TASK BRIEF
The answer is the data repeated in full, with no pictures included.

SOURCE DATA

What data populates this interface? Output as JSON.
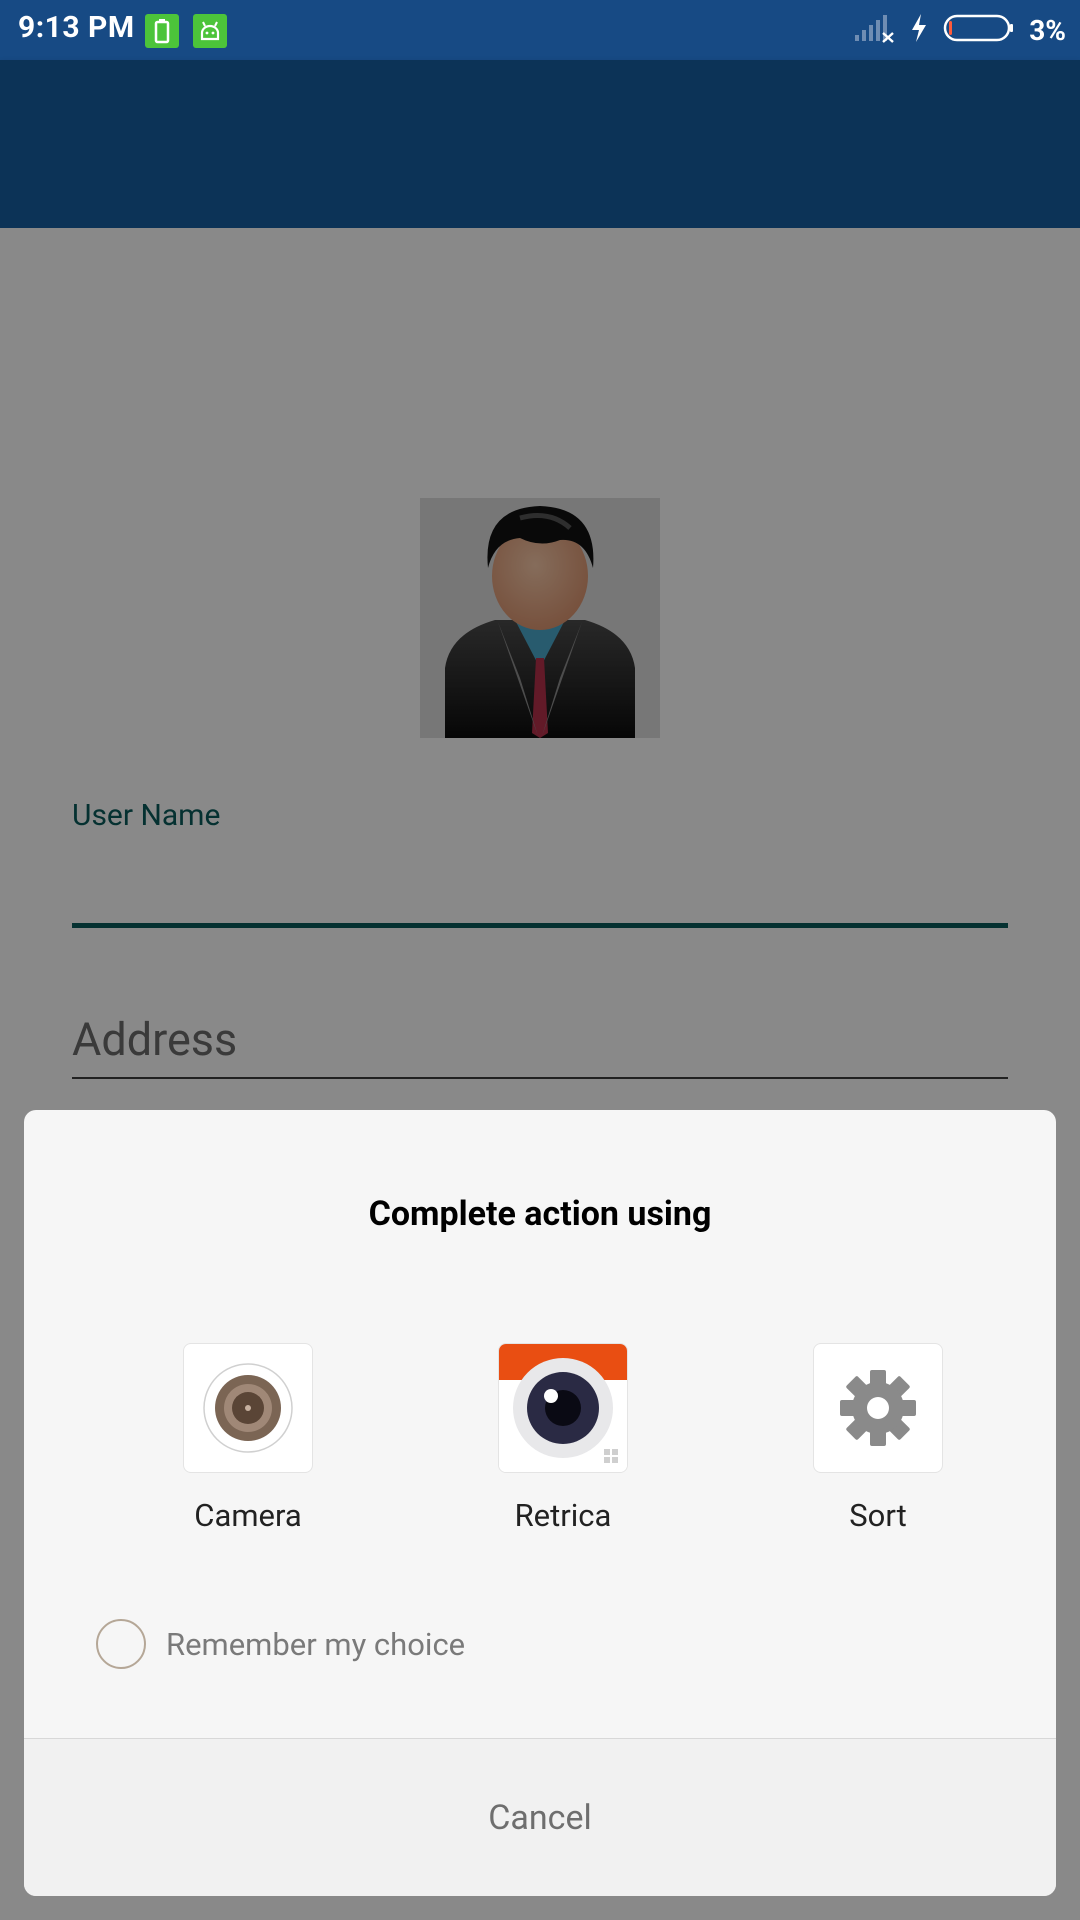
{
  "status_bar": {
    "time": "9:13 PM",
    "battery_percent": "3%",
    "icons": [
      "battery-saver-icon",
      "android-debug-icon",
      "signal-off-icon",
      "charging-bolt-icon",
      "battery-icon"
    ]
  },
  "form": {
    "username_label": "User Name",
    "address_placeholder": "Address",
    "avatar_icon": "person-avatar-icon"
  },
  "dialog": {
    "title": "Complete action using",
    "apps": [
      {
        "label": "Camera",
        "icon": "camera-lens-icon"
      },
      {
        "label": "Retrica",
        "icon": "retrica-eye-icon"
      },
      {
        "label": "Sort",
        "icon": "gear-icon"
      }
    ],
    "remember_label": "Remember my choice",
    "remember_checked": false,
    "cancel_label": "Cancel"
  },
  "colors": {
    "status_bar": "#174a84",
    "app_bar": "#165e9e",
    "accent": "#0a5a5a",
    "retrica_orange": "#e94e12"
  }
}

EXERCISE RESULT
What data populates this interface? Output as JSON.
{
  "status_bar": {
    "time": "9:13 PM",
    "battery_percent": "3%",
    "icons": [
      "battery-saver-icon",
      "android-debug-icon",
      "signal-off-icon",
      "charging-bolt-icon",
      "battery-icon"
    ]
  },
  "form": {
    "username_label": "User Name",
    "address_placeholder": "Address",
    "avatar_icon": "person-avatar-icon"
  },
  "dialog": {
    "title": "Complete action using",
    "apps": [
      {
        "label": "Camera",
        "icon": "camera-lens-icon"
      },
      {
        "label": "Retrica",
        "icon": "retrica-eye-icon"
      },
      {
        "label": "Sort",
        "icon": "gear-icon"
      }
    ],
    "remember_label": "Remember my choice",
    "remember_checked": false,
    "cancel_label": "Cancel"
  },
  "colors": {
    "status_bar": "#174a84",
    "app_bar": "#165e9e",
    "accent": "#0a5a5a",
    "retrica_orange": "#e94e12"
  }
}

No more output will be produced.